Dear Mrs Lovelace,
I’ve read and heard on numerous occasions that there is at least a 50% divorce rate for Special Forces marriages. Which is why I’ve always looked at these SEAL, Green Beret, Delta force, Whatever romances with a degree of skepticism. And when an author tries to get a whole squad married off, well I just don’t buy it anymore. Thank you for showing the reality of a marriage partner who is gone for weeks and months on end.
Forced to leave her beloved military life behind at the ripe old age of thirty-seven, USAF Colonel Andrea (Andi) Armstrong comes to the Florida panhandle for a fresh start. Little did she know–"at least until that auspicious knock on her next-door neighbor’s door–"that there were some things about her old life she wasn’t quite finished with yet.
And evidently, if the expression on his love-struck face was any indication, her ex-husband, Colonel Dave Armstrong–"aka said next-door neighbor–"wasn’t quite finished with her yet either. Hmm. Who was it who said the best is yet to come? Maybe there was something to that after all– .
Your twenty three year career in the Air Force has always shown in your books and this one is no exception. We get to see both the good and the bad, the stresses and joys, the dedication and the toll that serving in the military takes on private lives. And you present it with a quiet affirmation that explains why people keep doing it without the trumpet blowing or overly “hooh-ah’ing” that lots of authors fill their Special Ops books with.
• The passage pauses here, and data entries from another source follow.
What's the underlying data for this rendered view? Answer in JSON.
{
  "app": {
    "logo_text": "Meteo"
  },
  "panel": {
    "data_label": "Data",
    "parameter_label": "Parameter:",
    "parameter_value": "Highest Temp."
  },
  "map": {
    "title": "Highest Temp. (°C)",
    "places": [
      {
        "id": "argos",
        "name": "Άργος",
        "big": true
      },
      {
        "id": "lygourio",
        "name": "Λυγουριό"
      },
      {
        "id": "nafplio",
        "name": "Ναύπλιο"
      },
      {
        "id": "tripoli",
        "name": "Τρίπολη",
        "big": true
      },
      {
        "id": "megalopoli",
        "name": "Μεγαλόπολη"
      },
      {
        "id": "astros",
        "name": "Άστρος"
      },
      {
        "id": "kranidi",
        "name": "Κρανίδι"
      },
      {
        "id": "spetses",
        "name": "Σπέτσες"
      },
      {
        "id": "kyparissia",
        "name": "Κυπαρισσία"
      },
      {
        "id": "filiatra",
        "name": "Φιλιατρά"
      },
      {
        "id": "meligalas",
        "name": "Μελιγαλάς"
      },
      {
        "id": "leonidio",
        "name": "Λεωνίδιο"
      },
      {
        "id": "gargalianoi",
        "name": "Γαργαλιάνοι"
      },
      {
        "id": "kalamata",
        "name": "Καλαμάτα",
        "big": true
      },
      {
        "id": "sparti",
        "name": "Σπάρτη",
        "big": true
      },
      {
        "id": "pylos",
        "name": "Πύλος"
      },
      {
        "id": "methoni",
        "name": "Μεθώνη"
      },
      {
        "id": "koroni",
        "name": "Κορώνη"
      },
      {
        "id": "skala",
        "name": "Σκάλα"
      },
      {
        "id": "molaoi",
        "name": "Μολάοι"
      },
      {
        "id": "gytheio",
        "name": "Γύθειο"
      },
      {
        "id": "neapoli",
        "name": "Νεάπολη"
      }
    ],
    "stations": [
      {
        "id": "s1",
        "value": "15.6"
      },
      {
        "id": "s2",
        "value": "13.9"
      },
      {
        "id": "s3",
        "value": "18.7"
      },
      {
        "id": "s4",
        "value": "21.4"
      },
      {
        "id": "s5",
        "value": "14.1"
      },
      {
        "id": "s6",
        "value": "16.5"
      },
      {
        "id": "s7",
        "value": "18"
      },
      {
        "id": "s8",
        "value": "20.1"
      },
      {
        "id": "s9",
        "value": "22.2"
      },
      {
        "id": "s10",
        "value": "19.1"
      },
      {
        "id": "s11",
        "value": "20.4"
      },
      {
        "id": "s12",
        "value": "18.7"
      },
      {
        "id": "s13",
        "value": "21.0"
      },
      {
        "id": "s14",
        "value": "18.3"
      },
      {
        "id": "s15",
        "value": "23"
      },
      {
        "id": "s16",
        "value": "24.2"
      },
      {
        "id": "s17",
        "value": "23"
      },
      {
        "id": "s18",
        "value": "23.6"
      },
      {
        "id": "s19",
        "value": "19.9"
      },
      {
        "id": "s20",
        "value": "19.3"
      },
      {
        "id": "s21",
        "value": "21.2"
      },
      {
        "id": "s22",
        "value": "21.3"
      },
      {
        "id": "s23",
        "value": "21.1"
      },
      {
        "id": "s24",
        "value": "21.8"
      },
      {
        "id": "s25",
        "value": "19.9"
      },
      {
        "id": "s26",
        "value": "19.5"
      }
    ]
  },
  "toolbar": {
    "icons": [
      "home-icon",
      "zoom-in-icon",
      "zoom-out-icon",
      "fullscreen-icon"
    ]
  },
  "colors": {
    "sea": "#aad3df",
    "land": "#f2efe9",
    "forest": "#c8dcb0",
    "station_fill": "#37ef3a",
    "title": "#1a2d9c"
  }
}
Andi Armstrong was on track to make an even higher rank than Colonel when the bloodborn infection she caught in Iraq sideswiped her onto the inactive list. But someone as active as Andi has been for years doesn’t just suddenly settle down to lazy days of beach lounging. Filled with a need to fill up her day, she decides to open a bookstore and through that you show us the organizational skills and tremendous drive that got her to the rank she held. Together with the snapshots of a typical work day for her ex-husband, also a Colonel Armstrong, we see what came between their marriage and why they joined the 50% divorce rate.
Yet the love they still have for each other makes me believe in the final HEA you manage for them. I was really watching that and wondering how you’d pull it off. If you’d just stuck them back together and told me to believe they were deliriously happy, I’d have said screw that. For me to believe it, some changes had to be made and I think you pulled them off with finesse. You also show that while lots of us bookies might dream of owning a bookstore, the hardworking reality is that we’re probably better off keeping our day jobs. ;) B for this one.